Entries shown:
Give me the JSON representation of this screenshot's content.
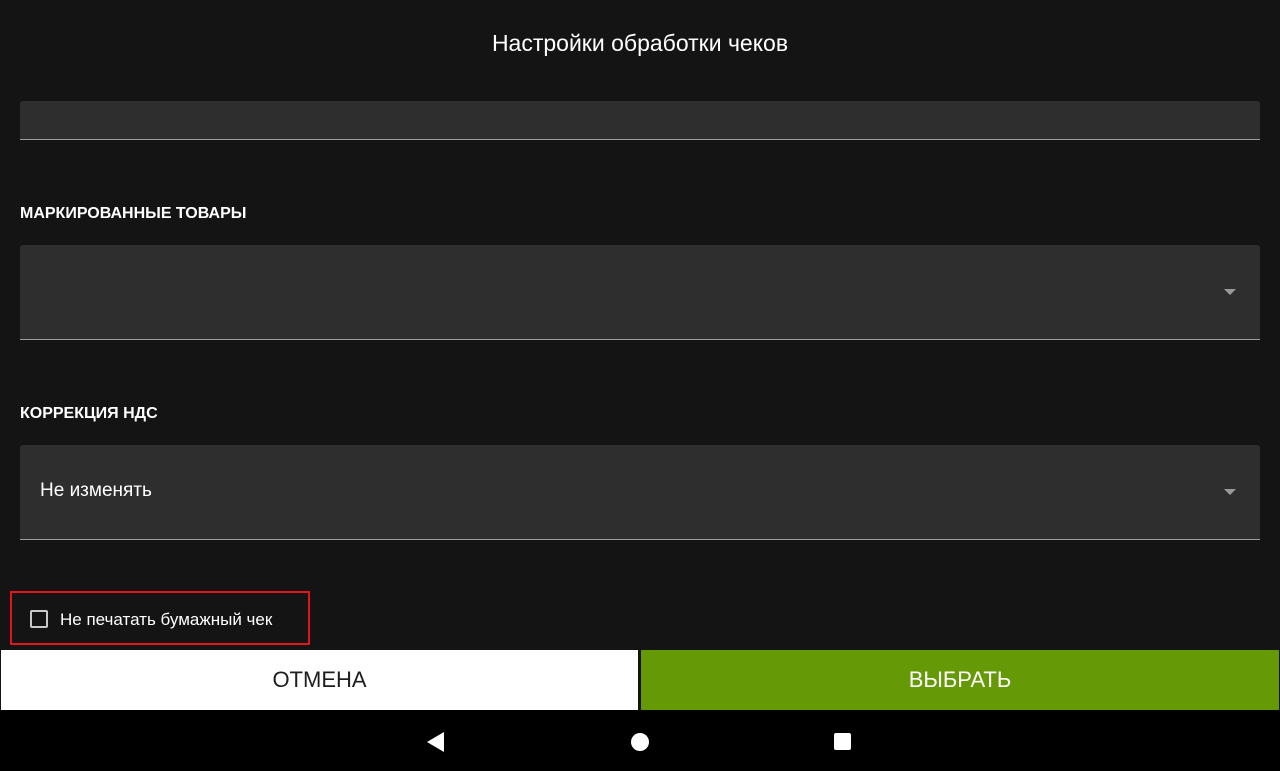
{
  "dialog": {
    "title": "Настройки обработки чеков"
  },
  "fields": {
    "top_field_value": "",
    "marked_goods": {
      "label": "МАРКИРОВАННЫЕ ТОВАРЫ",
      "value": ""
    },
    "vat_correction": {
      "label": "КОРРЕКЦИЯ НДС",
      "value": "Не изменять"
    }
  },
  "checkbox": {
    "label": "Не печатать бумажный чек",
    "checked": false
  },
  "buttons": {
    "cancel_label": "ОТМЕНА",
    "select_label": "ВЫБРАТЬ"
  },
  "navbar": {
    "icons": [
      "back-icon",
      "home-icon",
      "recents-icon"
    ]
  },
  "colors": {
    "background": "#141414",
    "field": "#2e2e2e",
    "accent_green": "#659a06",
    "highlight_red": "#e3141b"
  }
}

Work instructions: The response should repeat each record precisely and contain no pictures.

Response:
Give me the JSON representation of this screenshot's content.
{
  "dialog": {
    "title": "Настройки обработки чеков"
  },
  "fields": {
    "top_field_value": "",
    "marked_goods": {
      "label": "МАРКИРОВАННЫЕ ТОВАРЫ",
      "value": ""
    },
    "vat_correction": {
      "label": "КОРРЕКЦИЯ НДС",
      "value": "Не изменять"
    }
  },
  "checkbox": {
    "label": "Не печатать бумажный чек",
    "checked": false
  },
  "buttons": {
    "cancel_label": "ОТМЕНА",
    "select_label": "ВЫБРАТЬ"
  },
  "navbar": {
    "icons": [
      "back-icon",
      "home-icon",
      "recents-icon"
    ]
  },
  "colors": {
    "background": "#141414",
    "field": "#2e2e2e",
    "accent_green": "#659a06",
    "highlight_red": "#e3141b"
  }
}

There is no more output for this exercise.